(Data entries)
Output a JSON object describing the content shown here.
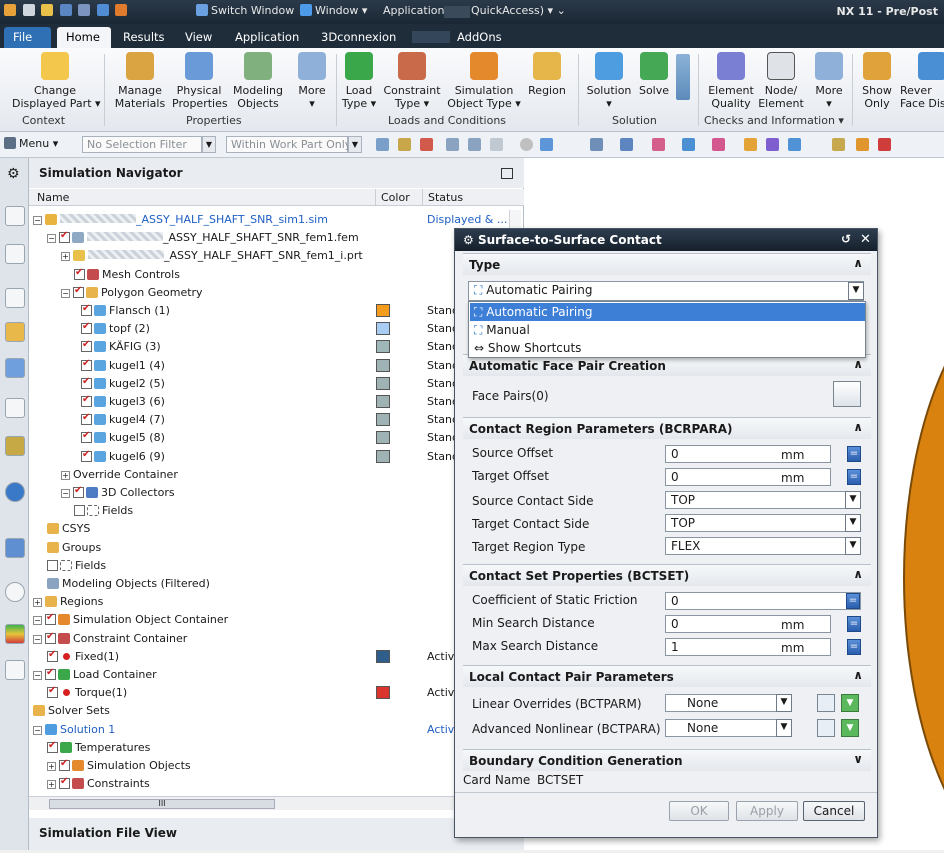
{
  "titlebar": {
    "items": [
      "Switch Window",
      "Window ▾",
      "Application (",
      "QuickAccess) ▾ ⌄"
    ],
    "title": "NX 11 - Pre/Post"
  },
  "tabs": [
    {
      "label": "File"
    },
    {
      "label": "Home"
    },
    {
      "label": "Results"
    },
    {
      "label": "View"
    },
    {
      "label": "Application"
    },
    {
      "label": "3Dconnexion"
    },
    {
      "label": "AddOns"
    }
  ],
  "ribbon": {
    "buttons": [
      {
        "label": "Change\nDisplayed Part ▾"
      },
      {
        "label": "Manage\nMaterials"
      },
      {
        "label": "Physical\nProperties"
      },
      {
        "label": "Modeling\nObjects"
      },
      {
        "label": "More\n▾"
      },
      {
        "label": "Load\nType ▾"
      },
      {
        "label": "Constraint\nType ▾"
      },
      {
        "label": "Simulation\nObject Type ▾"
      },
      {
        "label": "Region"
      },
      {
        "label": "Solution\n▾"
      },
      {
        "label": "Solve"
      },
      {
        "label": "Element\nQuality"
      },
      {
        "label": "Node/\nElement"
      },
      {
        "label": "More\n▾"
      },
      {
        "label": "Show\nOnly"
      },
      {
        "label": "Rever\nFace Dis"
      }
    ],
    "groups": [
      "Context",
      "Properties",
      "Loads and Conditions",
      "Solution",
      "Checks and Information ▾"
    ]
  },
  "selbar": {
    "menu": "Menu ▾",
    "filter": "No Selection Filter",
    "scope": "Within Work Part Only"
  },
  "nav": {
    "title": "Simulation Navigator",
    "columns": [
      "Name",
      "Color",
      "Status"
    ],
    "rows": [
      {
        "name": "_ASSY_HALF_SHAFT_SNR_sim1.sim",
        "status": "Displayed & ..."
      },
      {
        "name": "_ASSY_HALF_SHAFT_SNR_fem1.fem",
        "status": ""
      },
      {
        "name": "_ASSY_HALF_SHAFT_SNR_fem1_i.prt",
        "status": ""
      },
      {
        "name": "Mesh Controls",
        "status": ""
      },
      {
        "name": "Polygon Geometry",
        "status": ""
      },
      {
        "name": "Flansch (1)",
        "status": "Stand"
      },
      {
        "name": "topf (2)",
        "status": "Stand"
      },
      {
        "name": "KÄFIG (3)",
        "status": "Stand"
      },
      {
        "name": "kugel1 (4)",
        "status": "Stand"
      },
      {
        "name": "kugel2 (5)",
        "status": "Stand"
      },
      {
        "name": "kugel3 (6)",
        "status": "Stand"
      },
      {
        "name": "kugel4 (7)",
        "status": "Stand"
      },
      {
        "name": "kugel5 (8)",
        "status": "Stand"
      },
      {
        "name": "kugel6 (9)",
        "status": "Stand"
      },
      {
        "name": "Override Container",
        "status": ""
      },
      {
        "name": "3D Collectors",
        "status": ""
      },
      {
        "name": "Fields",
        "status": ""
      },
      {
        "name": "CSYS",
        "status": ""
      },
      {
        "name": "Groups",
        "status": ""
      },
      {
        "name": "Fields",
        "status": ""
      },
      {
        "name": "Modeling Objects (Filtered)",
        "status": ""
      },
      {
        "name": "Regions",
        "status": ""
      },
      {
        "name": "Simulation Object Container",
        "status": ""
      },
      {
        "name": "Constraint Container",
        "status": ""
      },
      {
        "name": "Fixed(1)",
        "status": "Activ"
      },
      {
        "name": "Load Container",
        "status": ""
      },
      {
        "name": "Torque(1)",
        "status": "Activ"
      },
      {
        "name": "Solver Sets",
        "status": ""
      },
      {
        "name": "Solution 1",
        "status": "Activ"
      },
      {
        "name": "Temperatures",
        "status": ""
      },
      {
        "name": "Simulation Objects",
        "status": ""
      },
      {
        "name": "Constraints",
        "status": ""
      }
    ],
    "swatches": {
      "Flansch (1)": "#f39c1e",
      "topf (2)": "#a9cdf2",
      "KÄFIG (3)": "#9fb7b8",
      "kugel": "#9fb3b4",
      "Fixed(1)": "#2f5d8c",
      "Torque(1)": "#d9352c"
    },
    "scroll_label": "III",
    "file_view_title": "Simulation File View"
  },
  "dialog": {
    "title": "Surface-to-Surface Contact",
    "type_section": "Type",
    "type_value": "Automatic Pairing",
    "dropdown_options": [
      "Automatic Pairing",
      "Manual",
      "Show Shortcuts"
    ],
    "auto_section": "Automatic Face Pair Creation",
    "face_pairs": "Face Pairs(0)",
    "bcrpara_section": "Contact Region Parameters (BCRPARA)",
    "source_offset": {
      "label": "Source Offset",
      "value": "0",
      "unit": "mm"
    },
    "target_offset": {
      "label": "Target Offset",
      "value": "0",
      "unit": "mm"
    },
    "source_side": {
      "label": "Source Contact Side",
      "value": "TOP"
    },
    "target_side": {
      "label": "Target Contact Side",
      "value": "TOP"
    },
    "target_region": {
      "label": "Target Region Type",
      "value": "FLEX"
    },
    "bctset_section": "Contact Set Properties (BCTSET)",
    "friction": {
      "label": "Coefficient of Static Friction",
      "value": "0"
    },
    "min_search": {
      "label": "Min Search Distance",
      "value": "0",
      "unit": "mm"
    },
    "max_search": {
      "label": "Max Search Distance",
      "value": "1",
      "unit": "mm"
    },
    "local_section": "Local Contact Pair Parameters",
    "linear_overrides": {
      "label": "Linear Overrides (BCTPARM)",
      "value": "None"
    },
    "adv_nonlinear": {
      "label": "Advanced Nonlinear (BCTPARA)",
      "value": "None"
    },
    "bc_section": "Boundary Condition Generation",
    "card_name_label": "Card Name",
    "card_name_value": "BCTSET",
    "ok": "OK",
    "apply": "Apply",
    "cancel": "Cancel"
  }
}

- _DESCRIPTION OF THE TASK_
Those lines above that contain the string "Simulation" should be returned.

- _ANSWER TO THIS TASK_
        "label": "Simulation\nObject Type ▾"
    "title": "Simulation Navigator",
        "name": "Simulation Object Container",
        "name": "Simulation Objects",
    "file_view_title": "Simulation File View"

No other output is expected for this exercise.